### Problem
A word-for-word copy of the whole listing is the required answer.
[[ Provided information, beginning ]]
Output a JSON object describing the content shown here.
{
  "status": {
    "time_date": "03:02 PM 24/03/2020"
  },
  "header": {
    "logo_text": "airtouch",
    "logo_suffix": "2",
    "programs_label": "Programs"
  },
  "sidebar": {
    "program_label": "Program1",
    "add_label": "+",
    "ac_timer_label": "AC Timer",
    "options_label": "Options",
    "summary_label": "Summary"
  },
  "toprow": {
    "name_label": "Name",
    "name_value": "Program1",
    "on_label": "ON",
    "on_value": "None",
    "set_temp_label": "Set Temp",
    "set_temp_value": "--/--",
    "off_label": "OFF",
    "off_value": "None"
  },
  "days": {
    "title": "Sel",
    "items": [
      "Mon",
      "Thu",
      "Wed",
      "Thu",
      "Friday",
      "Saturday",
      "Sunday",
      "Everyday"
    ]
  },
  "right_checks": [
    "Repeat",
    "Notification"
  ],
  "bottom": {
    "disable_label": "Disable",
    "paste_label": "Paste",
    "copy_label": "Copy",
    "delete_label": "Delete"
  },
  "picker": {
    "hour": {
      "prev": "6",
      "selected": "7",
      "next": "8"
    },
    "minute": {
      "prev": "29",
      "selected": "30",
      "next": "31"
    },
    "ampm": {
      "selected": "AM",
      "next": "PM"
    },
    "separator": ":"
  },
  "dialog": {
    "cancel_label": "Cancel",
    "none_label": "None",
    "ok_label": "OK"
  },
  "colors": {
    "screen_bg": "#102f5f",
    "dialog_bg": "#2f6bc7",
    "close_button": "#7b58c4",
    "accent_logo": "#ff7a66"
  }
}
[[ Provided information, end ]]
### Response to this task
Output a JSON object describing the content shown here.
{
  "status": {
    "time_date": "03:02 PM 24/03/2020"
  },
  "header": {
    "logo_text": "airtouch",
    "logo_suffix": "2",
    "programs_label": "Programs"
  },
  "sidebar": {
    "program_label": "Program1",
    "add_label": "+",
    "ac_timer_label": "AC Timer",
    "options_label": "Options",
    "summary_label": "Summary"
  },
  "toprow": {
    "name_label": "Name",
    "name_value": "Program1",
    "on_label": "ON",
    "on_value": "None",
    "set_temp_label": "Set Temp",
    "set_temp_value": "--/--",
    "off_label": "OFF",
    "off_value": "None"
  },
  "days": {
    "title": "Sel",
    "items": [
      "Mon",
      "Thu",
      "Wed",
      "Thu",
      "Friday",
      "Saturday",
      "Sunday",
      "Everyday"
    ]
  },
  "right_checks": [
    "Repeat",
    "Notification"
  ],
  "bottom": {
    "disable_label": "Disable",
    "paste_label": "Paste",
    "copy_label": "Copy",
    "delete_label": "Delete"
  },
  "picker": {
    "hour": {
      "prev": "6",
      "selected": "7",
      "next": "8"
    },
    "minute": {
      "prev": "29",
      "selected": "30",
      "next": "31"
    },
    "ampm": {
      "selected": "AM",
      "next": "PM"
    },
    "separator": ":"
  },
  "dialog": {
    "cancel_label": "Cancel",
    "none_label": "None",
    "ok_label": "OK"
  },
  "colors": {
    "screen_bg": "#102f5f",
    "dialog_bg": "#2f6bc7",
    "close_button": "#7b58c4",
    "accent_logo": "#ff7a66"
  }
}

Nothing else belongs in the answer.